Invest in nobody’s future

Paul Graham is a guru of tech investment nowadays, but several years back he was mostly known as the geek who gets it all—money, fame, good-looking, and wisdom. On his recent (a few years back) post, he talks about how we lose money.

So I started to pay attention to how fortunes are lost. If you’d asked me as a kid how rich people became poor, I’d have said by spending all their money. That’s how it happens in books and movies, because that’s the colorful way to do it. But in fact the way most fortunes are lost is not through excessive expenditure, but through bad investments.

In most people’s minds, spending money on luxuries sets off alarms that making investments doesn’t. Luxuries seem self-indulgent. And unless you got the money by inheriting it or winning a lottery, you’ve already been thoroughly trained that self-indulgence leads to trouble. Investing bypasses those alarms. You’re not spending the money; you’re just moving it from one asset to another. Which is why people trying to sell you expensive things say “it’s an investment.”

I think of the housing bubbles which I experienced in Japan 20 years ago, and which I am about to experience now in China/Taiwan. Millions of people lost their most important properties of their life, their life achievements, and their futures. I witnessed the society slowly removing rainbow-colored ornamentals from everywhere and replacing them with protection shields and warnings: The Great Gatsby effect.

The Japanese people still look back on the economic collapse with a pointed finger. Someone must be the ultimate culprit, yet they haven’t been able to find one. So they have learned not to talk about it loudly, because I guess they are afraid to discover that one truth: they brought it onto themselves.

Nobody wants to economically punish himself or herself. Why is it our fault that the future has gone away?

The other day I visited a friend’s apartment for an errand. It was a typical Taiwanese high-rise modern real estate, complete with a 24-hour guard, postal service, built-in security, modern design, and easy access to public transportation. Perfect, so far.

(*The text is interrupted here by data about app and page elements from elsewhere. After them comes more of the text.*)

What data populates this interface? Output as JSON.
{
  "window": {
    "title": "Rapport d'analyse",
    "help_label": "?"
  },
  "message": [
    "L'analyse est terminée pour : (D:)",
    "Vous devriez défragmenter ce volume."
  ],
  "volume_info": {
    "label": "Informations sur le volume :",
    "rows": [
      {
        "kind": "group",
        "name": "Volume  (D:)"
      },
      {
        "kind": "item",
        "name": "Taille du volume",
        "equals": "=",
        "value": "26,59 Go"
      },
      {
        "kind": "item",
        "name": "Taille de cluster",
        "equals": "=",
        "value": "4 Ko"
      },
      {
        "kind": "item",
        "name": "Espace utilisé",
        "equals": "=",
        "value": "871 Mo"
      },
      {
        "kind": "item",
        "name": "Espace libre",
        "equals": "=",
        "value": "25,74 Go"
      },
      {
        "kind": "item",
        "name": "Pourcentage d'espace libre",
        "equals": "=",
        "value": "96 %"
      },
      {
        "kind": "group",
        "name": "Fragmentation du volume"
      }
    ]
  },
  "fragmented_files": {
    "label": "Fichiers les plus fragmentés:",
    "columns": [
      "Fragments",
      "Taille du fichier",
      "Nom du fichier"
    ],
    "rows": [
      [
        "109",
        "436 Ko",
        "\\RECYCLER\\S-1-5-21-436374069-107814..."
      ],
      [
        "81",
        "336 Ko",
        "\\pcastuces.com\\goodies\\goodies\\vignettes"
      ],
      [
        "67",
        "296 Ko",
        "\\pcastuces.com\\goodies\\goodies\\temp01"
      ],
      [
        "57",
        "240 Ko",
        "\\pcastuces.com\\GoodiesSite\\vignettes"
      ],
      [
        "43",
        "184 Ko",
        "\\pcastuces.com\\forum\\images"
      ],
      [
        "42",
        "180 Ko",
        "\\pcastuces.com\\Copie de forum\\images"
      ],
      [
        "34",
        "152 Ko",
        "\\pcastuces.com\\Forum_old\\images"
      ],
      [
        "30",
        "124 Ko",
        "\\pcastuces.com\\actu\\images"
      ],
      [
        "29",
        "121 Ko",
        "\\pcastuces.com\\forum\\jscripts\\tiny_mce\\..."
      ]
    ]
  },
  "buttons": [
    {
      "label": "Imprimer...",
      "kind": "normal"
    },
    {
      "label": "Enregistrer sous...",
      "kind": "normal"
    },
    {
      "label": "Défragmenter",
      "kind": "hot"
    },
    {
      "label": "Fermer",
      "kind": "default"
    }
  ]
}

Another person was living in the apartment, so apparently my friend bought the property for investment. I stepped in, and saw that the room was about 6 by 6 meters, or a size of a public bathroom. There were a unit bathroom, a bed, and a space to…stand. There wasn’t even a space to stretch your body for some yoga. A business hotel might carry larger rooms. You could live in the room, but you wouldn’t want to.

As far as I know, many new apartments in Taiwan have the same structure: solitary cells inside a gorgeous enclosure. They are all “houses” for people to live in. But they are all built and sold as “investments” for people who want someone else to live in. They make sure the “conditions” are met. Air-conditioning? Check. Security? Check. Convenience? Check…

And to keep the “investment” affordable, they cut up the space into office cubes. Wait, with a bathroom and bed, it is even more efficient than an office cube: 24-hour working shift is now a reality!

Places nobody wants to live are created in order to “maximize” people’s investment. If this trend continues, in a decade or so there will be hundreds of unoccupied housing blocks and mourning people who lost all their savings, because the market has already began saturating as of now. And there aren’t kids to occupy new rooms anymore. A bubble pops, and the rest is (brutal) history.

People make investments in order to grow their asset, and that very action triggers a huge backlash in the end, which wipes off the asset they needed to protect. The sad truth is, they don’t even want the asset—in this case, a work-life blending cube—for themselves.

I see similar Optimization-Choking-Each-Other-Off effect elsewhere. For example, companies hire fewer full-time employee to optimize expense, resulting in even less income because they also wiped off potential customers.

Everybody operates under the assumption that everybody else thinks and acts differently. I don’t want to live in this apartment, but someone else would. We aren’t going to pay enough for our employees but someone else would. Everybody is trying to optimize his future through investment or reduction on somebody else’s life.

Well, that’s a gloomy view. But I cannot help thinking: who is getting happy in this picture? Isn’t it better to “consume,” instead of “invest,” and enjoy a romantic dinner, gorgeous trip, a bigger room, or an undisturbed month-long rest? At least that makes someone—you—happy.